Next was to understand the process of resin casting multiple parts. (Success)
Third was to make something unique for Christmas 2011. (Success)
These went to all the family members. Not a tremendously wonderful gift item but I hope a keepsake ornament for the tree. I have a truly unique idea that I will probably see many others the same for next Christmas. I also plan to be casting in pewter by that time.
I think this qualifies as another contribution of Dimensional Art.
See the process HERE.
This is a set of nine cookie dough stamps I made after seeing a how-to article at the Vectric Software website. I followed the directions almost exactly but I see many interesting ways to modify this project. All of the cut out was handled by CNC files on my HB2 router machine.
How these stamps were made and a look at all the faces visit this WEBSITE.
I carved this Mayan Calendar in 1/4 inch thick Corian (brand) solid surface material. The diameter of the circle is 7-3/4 inches. The last picture was created within Vectric Aspire V2 to illustrate how the finished carving would look. I will say, no difference.
Tooling was a solid 1/4 inch 60 degree V-bit at 10, 600 RPM, feed was 50 IPM cut with 30 IPM plunge. Minimum Z depth was set to -0.20 inches but it looks like it didn’t get there. The material is 0.250 inches thick. Cut time was 1 Hour 35 minutes. That’s the carving details for the fellow carvers out there.
It can be used for a wall hanging or perhaps as a table hot pad. Corian can’t take high heat but a hot dish would be fine.
The primary reason I made this piece was to display and test the accuracy of the HB2 carving machine I built. This is a smaller version of the first carving I made on this machine. The HB2 machine is mostly a PDJ design, but I made changes and details (like the spindle and stepper heat sinks) to suit myself. A picture of my machine can be seen at the bottom of the PDJ home page.
Some of the calendar pictures are close duplicates, but I couldn’t decide which ones not to show. There is still some Corian material dust (the white looking deposits) in the carving and it takes a lot of work to clean it all out. The close up photography brings all those details out but it looks much better with normal hand viewing. The detail is fantastic as many of the surface lines drop right down into the deeper areas. A nice looking project.

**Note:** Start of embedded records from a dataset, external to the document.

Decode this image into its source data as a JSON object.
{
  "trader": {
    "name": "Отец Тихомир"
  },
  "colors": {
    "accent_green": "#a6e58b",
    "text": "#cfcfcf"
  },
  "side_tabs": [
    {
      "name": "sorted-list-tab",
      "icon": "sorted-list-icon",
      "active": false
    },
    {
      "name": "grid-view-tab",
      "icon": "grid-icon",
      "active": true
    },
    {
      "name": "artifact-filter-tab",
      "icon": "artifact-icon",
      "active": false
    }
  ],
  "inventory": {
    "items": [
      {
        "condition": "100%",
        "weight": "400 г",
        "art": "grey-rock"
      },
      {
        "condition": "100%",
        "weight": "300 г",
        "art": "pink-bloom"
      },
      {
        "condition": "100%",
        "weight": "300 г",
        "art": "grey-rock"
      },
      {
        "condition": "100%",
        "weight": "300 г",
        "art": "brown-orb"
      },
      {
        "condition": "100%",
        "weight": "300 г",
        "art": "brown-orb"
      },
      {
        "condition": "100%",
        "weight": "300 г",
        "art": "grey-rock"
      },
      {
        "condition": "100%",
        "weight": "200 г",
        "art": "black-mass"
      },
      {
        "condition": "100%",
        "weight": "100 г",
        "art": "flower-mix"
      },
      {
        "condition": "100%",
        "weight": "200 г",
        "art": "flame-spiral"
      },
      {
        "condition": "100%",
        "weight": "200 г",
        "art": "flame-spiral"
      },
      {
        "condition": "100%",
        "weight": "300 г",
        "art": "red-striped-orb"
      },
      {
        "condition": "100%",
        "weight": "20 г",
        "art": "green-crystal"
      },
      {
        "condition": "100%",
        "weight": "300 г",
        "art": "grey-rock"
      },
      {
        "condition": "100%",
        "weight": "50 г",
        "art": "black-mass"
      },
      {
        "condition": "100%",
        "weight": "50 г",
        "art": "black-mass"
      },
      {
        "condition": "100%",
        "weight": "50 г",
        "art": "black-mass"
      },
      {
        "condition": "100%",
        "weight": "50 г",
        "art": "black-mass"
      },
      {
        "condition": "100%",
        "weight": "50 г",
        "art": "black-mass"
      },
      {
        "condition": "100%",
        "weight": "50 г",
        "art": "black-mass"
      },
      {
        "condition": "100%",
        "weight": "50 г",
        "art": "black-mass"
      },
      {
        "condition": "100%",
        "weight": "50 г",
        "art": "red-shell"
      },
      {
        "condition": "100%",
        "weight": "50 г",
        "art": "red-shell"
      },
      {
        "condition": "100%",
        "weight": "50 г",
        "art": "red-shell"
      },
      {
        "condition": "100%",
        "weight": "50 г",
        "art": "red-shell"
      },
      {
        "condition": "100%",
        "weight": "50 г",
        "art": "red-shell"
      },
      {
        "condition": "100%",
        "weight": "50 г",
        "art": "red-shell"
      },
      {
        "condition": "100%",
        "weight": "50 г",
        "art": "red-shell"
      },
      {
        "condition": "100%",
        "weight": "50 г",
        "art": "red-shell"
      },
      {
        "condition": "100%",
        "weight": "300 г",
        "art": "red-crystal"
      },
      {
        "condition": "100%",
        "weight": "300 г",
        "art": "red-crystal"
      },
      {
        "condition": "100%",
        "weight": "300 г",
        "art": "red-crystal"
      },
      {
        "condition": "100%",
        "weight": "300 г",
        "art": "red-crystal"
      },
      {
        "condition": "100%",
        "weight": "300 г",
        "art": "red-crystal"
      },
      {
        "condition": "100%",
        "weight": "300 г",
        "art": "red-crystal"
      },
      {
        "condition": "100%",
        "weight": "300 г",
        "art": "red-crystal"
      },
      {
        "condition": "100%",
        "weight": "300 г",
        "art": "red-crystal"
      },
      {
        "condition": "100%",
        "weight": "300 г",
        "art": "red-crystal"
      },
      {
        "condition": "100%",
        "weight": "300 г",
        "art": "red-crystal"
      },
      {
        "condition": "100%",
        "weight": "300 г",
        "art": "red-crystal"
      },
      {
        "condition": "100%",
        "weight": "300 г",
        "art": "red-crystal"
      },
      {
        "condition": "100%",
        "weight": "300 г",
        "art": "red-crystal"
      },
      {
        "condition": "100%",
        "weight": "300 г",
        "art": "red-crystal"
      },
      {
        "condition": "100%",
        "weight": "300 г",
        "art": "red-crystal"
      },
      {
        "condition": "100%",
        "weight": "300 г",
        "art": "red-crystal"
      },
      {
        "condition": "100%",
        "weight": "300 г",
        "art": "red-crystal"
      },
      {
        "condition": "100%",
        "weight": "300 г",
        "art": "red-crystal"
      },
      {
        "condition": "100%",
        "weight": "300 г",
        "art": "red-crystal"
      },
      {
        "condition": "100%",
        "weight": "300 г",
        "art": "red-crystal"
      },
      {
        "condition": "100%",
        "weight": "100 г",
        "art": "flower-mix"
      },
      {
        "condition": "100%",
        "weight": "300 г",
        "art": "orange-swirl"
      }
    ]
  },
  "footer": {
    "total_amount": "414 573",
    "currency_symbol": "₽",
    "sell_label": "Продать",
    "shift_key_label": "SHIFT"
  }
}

The carving is only one part of a fully finished piece. The software design is a good sized part of the effort. The carving is interesting to watch but it is the amount of time in the detail finishing that would make this a piece of art. If this was a piece for sale, I would detail the finish, but time is money. This piece has a flaw, a little slip off the right edge — so in my book, this is as much time as I need to spend on this example.
Not quite perfect but I hope you like what you see. I love the detail.
This is the hearld of the Saint Louis and San Franciso Railroad, AKA the FRISCO line. If you have any doubt it is called the coonskin, read this documentation. It is also the name and emblem of the city in Texas where I live.
What I did here was take the business card a fireman from the City of Frisco, Texas gave us after we had our lightning strike (and fire) back in 2009. I put the card in my scanner and turned it into a digital image. From there I put the image into Vectric’s Aspire software where I converted the graphic into vector graphics.
One picture was created by the software showing exactly what the logo will look like when it is cut on a CNC router machine. The real parts have not been made but the picture looks very real. The other pictures shows two examples of the final parts and includes the business card from which they were designed.
Of course now the coonskin can be carved in any size my machine can handle.